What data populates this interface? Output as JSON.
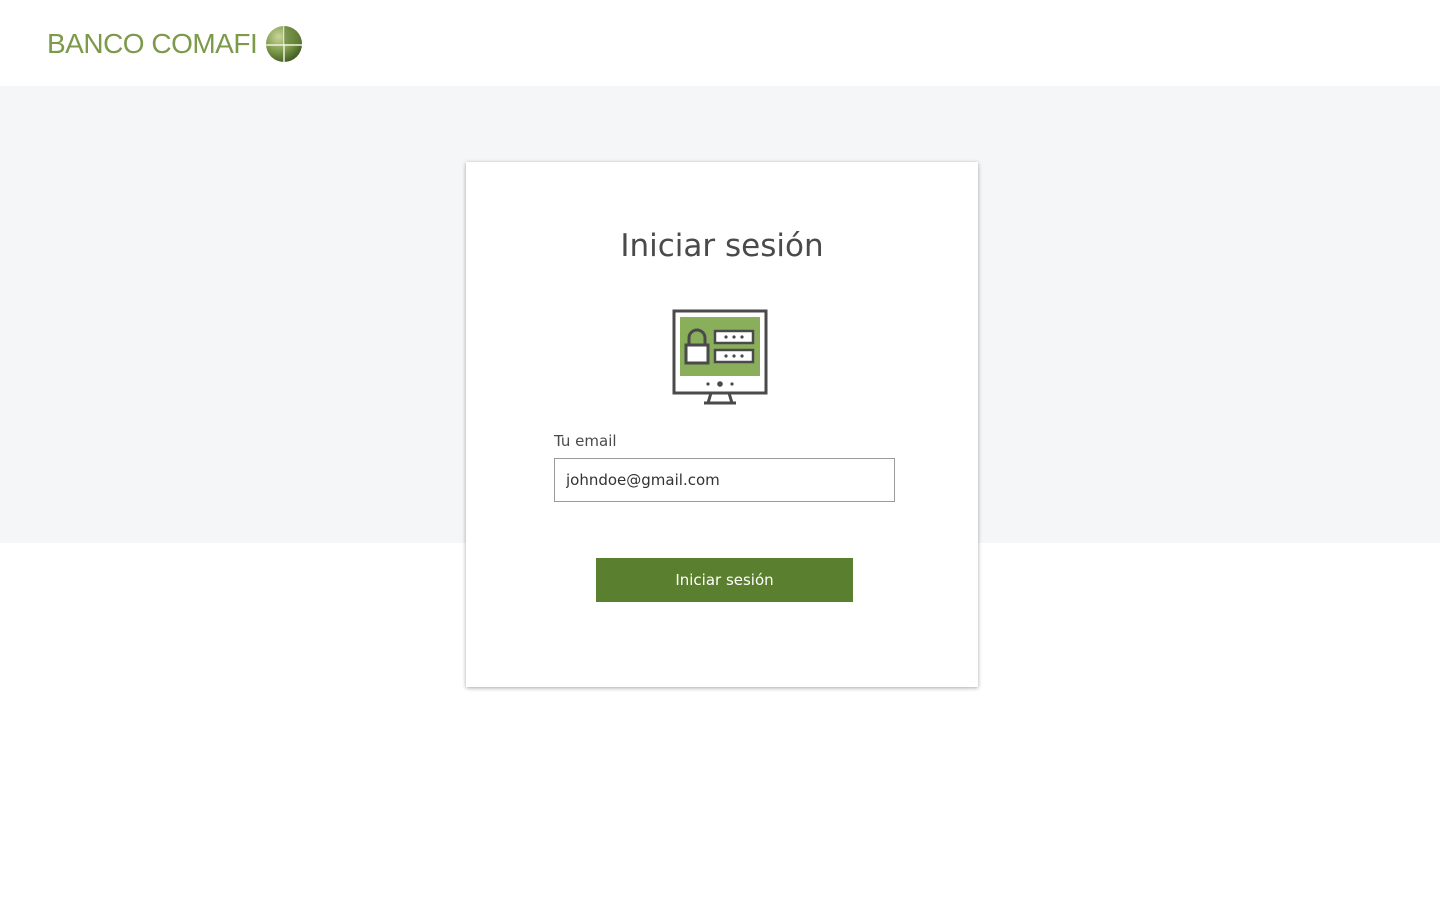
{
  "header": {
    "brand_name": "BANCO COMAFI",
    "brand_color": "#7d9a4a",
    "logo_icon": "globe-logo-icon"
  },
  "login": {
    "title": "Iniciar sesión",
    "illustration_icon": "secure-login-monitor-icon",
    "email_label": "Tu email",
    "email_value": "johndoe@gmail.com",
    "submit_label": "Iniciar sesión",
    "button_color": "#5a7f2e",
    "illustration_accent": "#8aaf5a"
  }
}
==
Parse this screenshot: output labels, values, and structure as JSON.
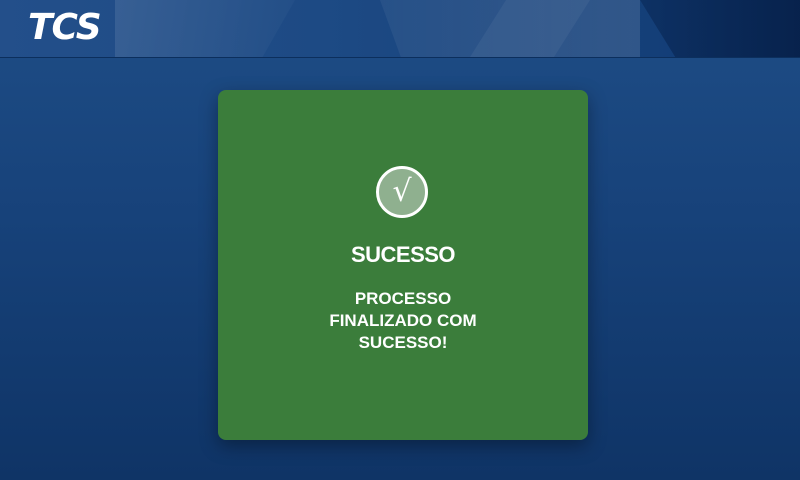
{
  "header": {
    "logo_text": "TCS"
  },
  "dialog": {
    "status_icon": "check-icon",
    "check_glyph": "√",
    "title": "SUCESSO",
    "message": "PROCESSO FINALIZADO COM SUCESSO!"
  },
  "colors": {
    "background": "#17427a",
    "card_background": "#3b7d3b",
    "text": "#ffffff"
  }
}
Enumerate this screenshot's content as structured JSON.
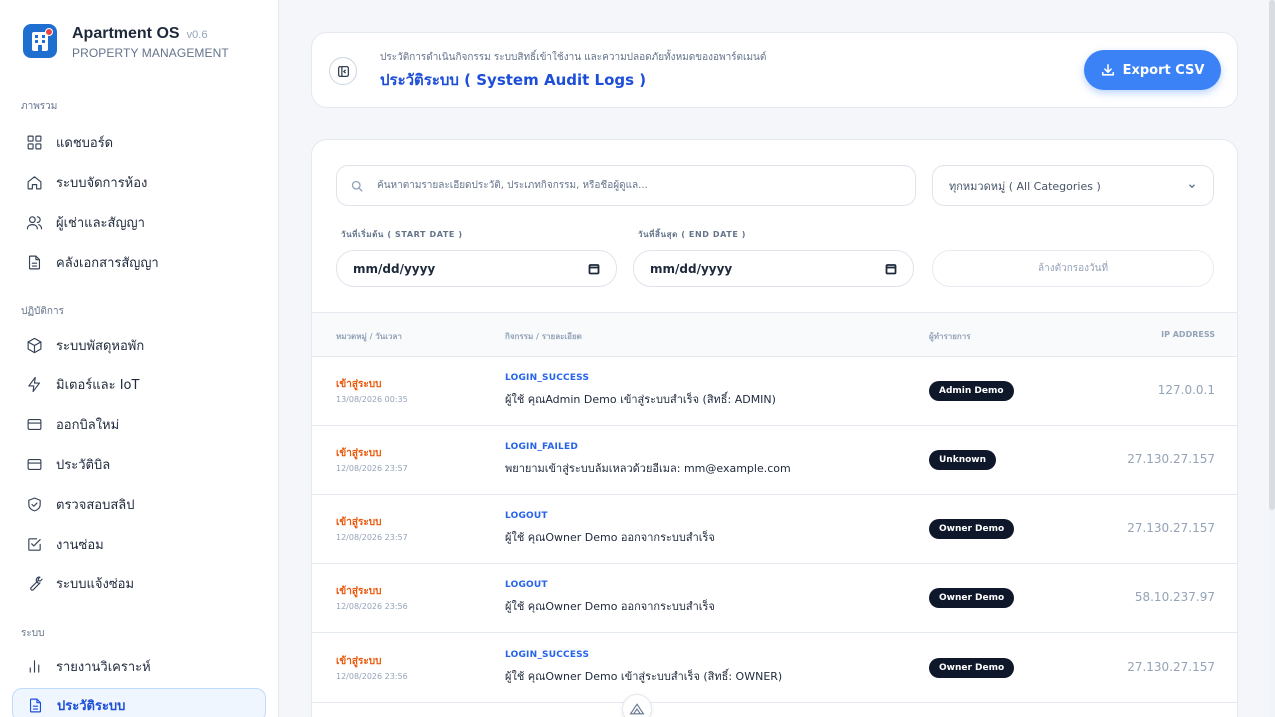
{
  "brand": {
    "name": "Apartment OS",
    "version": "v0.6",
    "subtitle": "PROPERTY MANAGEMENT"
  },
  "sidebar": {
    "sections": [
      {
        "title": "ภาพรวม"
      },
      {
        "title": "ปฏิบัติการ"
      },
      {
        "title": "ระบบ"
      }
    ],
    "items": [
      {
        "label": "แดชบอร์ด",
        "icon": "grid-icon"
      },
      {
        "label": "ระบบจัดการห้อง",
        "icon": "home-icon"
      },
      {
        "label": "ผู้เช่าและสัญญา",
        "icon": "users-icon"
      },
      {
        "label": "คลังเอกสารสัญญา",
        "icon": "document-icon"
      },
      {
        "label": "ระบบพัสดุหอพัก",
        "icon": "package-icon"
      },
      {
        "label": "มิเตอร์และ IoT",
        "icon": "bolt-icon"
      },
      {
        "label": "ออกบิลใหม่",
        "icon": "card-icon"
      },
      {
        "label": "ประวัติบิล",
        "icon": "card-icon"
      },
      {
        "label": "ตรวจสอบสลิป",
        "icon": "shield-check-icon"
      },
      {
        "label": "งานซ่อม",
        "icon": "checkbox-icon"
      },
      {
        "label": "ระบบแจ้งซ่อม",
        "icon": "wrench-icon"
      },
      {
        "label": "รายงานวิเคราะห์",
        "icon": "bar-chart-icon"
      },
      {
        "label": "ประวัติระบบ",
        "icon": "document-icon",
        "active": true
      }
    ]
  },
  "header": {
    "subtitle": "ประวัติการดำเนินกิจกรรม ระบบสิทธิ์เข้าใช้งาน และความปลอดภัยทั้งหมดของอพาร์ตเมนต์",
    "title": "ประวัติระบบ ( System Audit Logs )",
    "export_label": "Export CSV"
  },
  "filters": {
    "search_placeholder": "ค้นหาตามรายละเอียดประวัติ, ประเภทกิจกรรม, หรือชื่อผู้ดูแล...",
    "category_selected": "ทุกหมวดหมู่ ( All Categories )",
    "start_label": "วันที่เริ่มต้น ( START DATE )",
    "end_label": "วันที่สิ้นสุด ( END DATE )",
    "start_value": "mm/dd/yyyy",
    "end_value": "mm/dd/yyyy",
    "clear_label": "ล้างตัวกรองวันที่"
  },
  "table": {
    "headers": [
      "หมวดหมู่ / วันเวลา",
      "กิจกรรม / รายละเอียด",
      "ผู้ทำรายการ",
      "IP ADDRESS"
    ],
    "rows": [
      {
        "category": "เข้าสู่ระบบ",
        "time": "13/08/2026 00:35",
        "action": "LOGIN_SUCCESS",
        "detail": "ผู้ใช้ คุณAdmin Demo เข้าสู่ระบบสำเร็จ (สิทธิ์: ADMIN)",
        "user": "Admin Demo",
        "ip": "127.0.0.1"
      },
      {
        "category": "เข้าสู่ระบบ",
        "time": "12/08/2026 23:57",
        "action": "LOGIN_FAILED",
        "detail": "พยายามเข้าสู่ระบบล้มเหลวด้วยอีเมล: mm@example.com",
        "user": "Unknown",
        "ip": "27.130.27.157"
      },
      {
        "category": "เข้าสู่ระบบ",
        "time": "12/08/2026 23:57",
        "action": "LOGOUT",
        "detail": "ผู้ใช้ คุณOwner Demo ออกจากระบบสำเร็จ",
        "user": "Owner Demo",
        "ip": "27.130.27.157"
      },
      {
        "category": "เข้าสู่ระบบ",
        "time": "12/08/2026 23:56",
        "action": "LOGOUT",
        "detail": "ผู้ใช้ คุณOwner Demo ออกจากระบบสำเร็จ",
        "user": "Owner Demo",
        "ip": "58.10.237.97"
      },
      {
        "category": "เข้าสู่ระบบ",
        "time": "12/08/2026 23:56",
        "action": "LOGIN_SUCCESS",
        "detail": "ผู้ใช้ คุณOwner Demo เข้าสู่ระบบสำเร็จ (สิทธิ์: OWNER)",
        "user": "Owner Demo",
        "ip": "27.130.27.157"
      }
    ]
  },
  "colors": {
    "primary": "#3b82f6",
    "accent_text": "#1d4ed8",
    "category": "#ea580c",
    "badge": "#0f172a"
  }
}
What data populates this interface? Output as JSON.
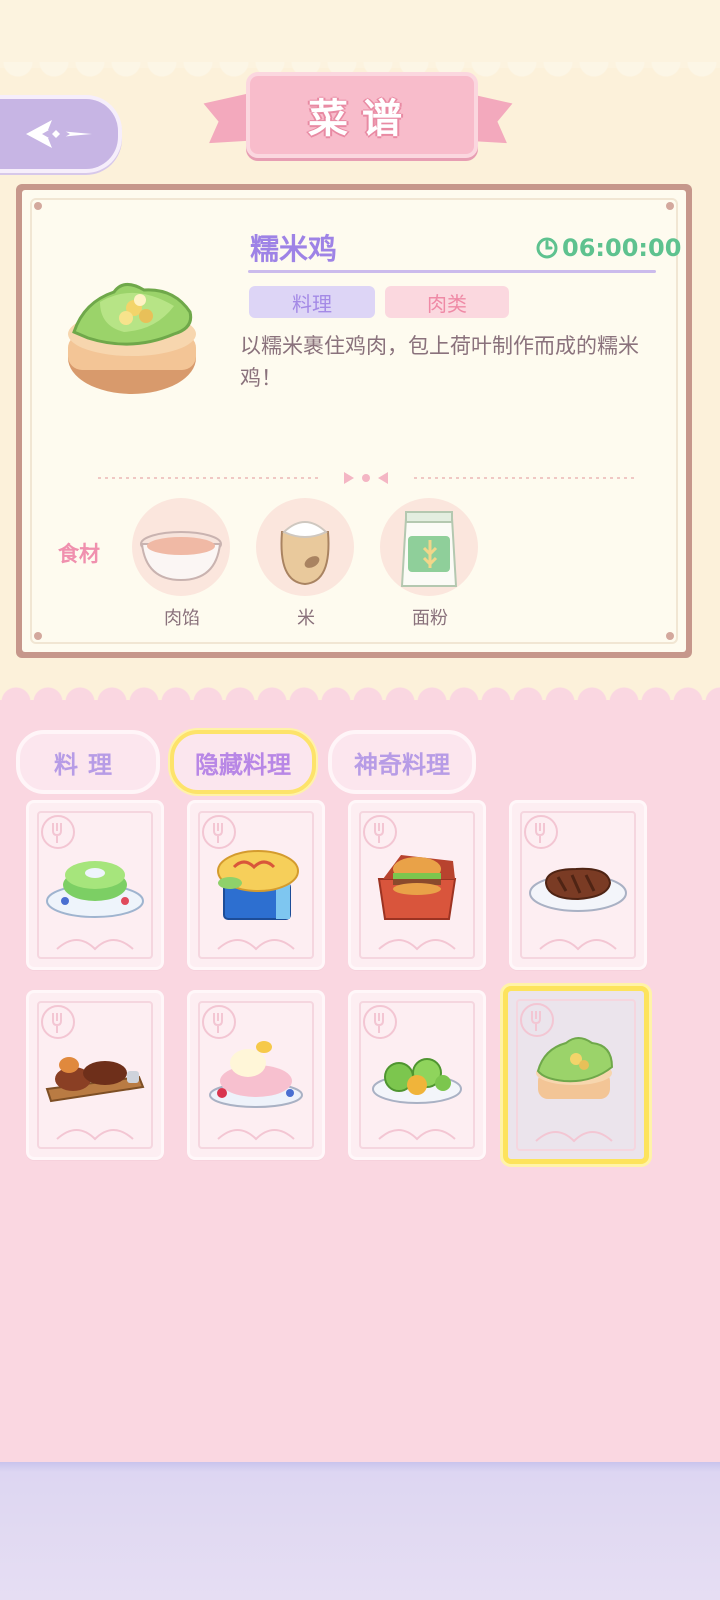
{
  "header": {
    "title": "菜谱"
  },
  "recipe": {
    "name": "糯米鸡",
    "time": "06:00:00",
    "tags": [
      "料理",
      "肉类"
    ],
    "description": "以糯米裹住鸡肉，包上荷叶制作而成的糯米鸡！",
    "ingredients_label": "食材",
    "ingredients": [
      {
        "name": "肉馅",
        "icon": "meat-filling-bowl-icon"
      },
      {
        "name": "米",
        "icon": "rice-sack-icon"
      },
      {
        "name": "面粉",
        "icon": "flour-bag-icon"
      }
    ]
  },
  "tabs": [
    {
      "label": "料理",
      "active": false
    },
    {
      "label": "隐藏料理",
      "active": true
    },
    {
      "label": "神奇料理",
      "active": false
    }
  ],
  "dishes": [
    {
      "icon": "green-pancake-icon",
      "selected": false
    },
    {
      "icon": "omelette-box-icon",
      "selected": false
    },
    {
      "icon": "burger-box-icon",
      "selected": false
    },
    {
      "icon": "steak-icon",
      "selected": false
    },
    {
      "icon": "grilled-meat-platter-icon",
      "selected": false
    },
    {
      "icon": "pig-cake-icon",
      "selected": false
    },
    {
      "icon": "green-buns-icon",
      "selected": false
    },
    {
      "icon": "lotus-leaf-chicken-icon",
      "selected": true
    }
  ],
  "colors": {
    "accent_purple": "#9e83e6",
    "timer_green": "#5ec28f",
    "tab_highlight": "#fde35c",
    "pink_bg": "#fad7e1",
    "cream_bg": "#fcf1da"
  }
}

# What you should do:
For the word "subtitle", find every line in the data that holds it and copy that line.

# Exercise answer:
    "subtitle": "PROPERTY MANAGEMENT"
    "subtitle": "ประวัติการดำเนินกิจกรรม ระบบสิทธิ์เข้าใช้งาน และความปลอดภัยทั้งหมดของอพาร์ตเมนต์",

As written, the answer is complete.